I’ve just finished editing a page on the site that’s a “repository” of fanfiction works that I’ve converted for use on e-readers (Kindle, Nook, Sony Reader, etc.). If you have one of these devices, feel free to grab the files.
Just to re-iterate here what I’ve stated on the page – these are NOT my works. The stories belong to the fabulous authors who wrote them in the first place. I’ve just grabbed them from their respective posted sites and made them into a format available for people to take on the go. If you personally know the author, and run this by them, and they aren’t thrilled with the idea, I’m more than happy to take them down. As far as I’m aware, I haven’t broken copyright, but that’s not exactly legal advice I’m standing on.
I’ll continue to add to the list as I convert stuff for me to read on the go. I’m posting them here to share with everyone for their own enjoyment. I spent the time to get them converted, so if I can save someone a few minutes out of their day and keep them reading, everyone benefits.

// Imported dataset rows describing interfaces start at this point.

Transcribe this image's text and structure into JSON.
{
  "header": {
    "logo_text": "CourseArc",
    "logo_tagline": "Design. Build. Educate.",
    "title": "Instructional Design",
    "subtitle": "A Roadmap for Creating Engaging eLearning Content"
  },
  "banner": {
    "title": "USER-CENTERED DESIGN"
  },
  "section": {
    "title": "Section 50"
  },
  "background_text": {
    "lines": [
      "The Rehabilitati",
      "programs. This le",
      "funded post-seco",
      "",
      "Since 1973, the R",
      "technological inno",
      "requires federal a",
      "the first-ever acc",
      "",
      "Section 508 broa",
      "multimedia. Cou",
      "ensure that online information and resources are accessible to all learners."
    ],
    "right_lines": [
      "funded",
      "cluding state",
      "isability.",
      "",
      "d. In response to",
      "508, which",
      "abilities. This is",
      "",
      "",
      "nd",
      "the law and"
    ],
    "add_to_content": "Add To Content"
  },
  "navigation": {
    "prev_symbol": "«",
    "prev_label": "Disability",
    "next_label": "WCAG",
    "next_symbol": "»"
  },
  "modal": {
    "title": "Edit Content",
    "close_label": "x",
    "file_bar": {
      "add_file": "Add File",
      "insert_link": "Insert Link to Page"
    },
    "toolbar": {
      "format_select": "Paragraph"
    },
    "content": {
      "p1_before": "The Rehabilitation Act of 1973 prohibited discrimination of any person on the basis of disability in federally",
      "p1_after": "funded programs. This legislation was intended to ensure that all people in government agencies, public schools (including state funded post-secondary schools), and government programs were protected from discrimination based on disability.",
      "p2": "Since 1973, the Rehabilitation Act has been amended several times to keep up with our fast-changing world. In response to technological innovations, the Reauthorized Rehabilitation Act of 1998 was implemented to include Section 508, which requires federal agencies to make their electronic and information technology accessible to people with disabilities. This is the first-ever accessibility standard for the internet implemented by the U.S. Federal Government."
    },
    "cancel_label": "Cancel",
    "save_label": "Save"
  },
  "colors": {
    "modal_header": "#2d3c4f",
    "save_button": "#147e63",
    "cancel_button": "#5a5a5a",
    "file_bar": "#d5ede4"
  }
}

No charge or hoops to jump through.
So the *planned* purchase finally got here today. My new Kindle 3 Wi-Fi.
I never thought the thing was so tiny. But it is.
My initial impression remains the same as when I got my DX over a year ago – wow! This is so much nicer. I can hold it with one hand, still turn pages easily, etc.
I will say that the interface for moving between Kindles is a little clunky. I had to resend all my books over, then re-create and organize my collections. Amazon really needs some sort of desktop interface or ability to back up that kind of data on the cloud.
There’s a bit less shown while reading, but the page turns are even faster than on the DX. The screen does have better contrast, and i can read it in a bit lower light situations,.
Both Amazon and Barnes & Noble dropped the prices of their e-readers yesterday (the Kindle and the Nook). I didn’t see a drop for the Kindle DX, but no matter. It’s still the “paperback-size” that’s really the competitor. The DX is more for “enthusiasts”, I suppose.
I still maintain that if you’re going to be a reader, go for e-Ink as opposed to LCD (such as the iPad and the upcoming clones). There are actually some studies out there that suggest that reading an LCD screen before bed can actually screw with your sleep. Not to mention that e-Ink is a ton easier to read in the sunlight than LCD.
It’s worth noting that Kindle recently released a firmware update that moves us in a step towards addressing the major gripe of Kindle owners since day 1 – folders. They’re called “Collections”, and while not 100% like the folders on the Sony, still pretty darn cool. You can also pan and zoom on PDF’s, plus some other social features.
We’ve had 48 hours to hear all the news about the new Apple iPad (and God forbid, we’ll hear more about it in the near future more than many of us would care for). Many of the pundits are calling it a true rival to Amazon’s Kindle and the e-reader market.
I came across a brief article the other day that asked the question “Is the iPad a game-changer?” (CNNMoney.com article) The article lists a few valid points about the ultimate question of where the iPad fits into the computing scheme of things. After taking some time to digest the specs and capabilities, as well as read some of the drivel (for everyone’s sake – there have been a few good ones out there) that many reporters have spouted about the iPad, I don’t think that it will be some huge seller or success like the iPhone is. (see this CNNMoney article for the analyst’s predictions.)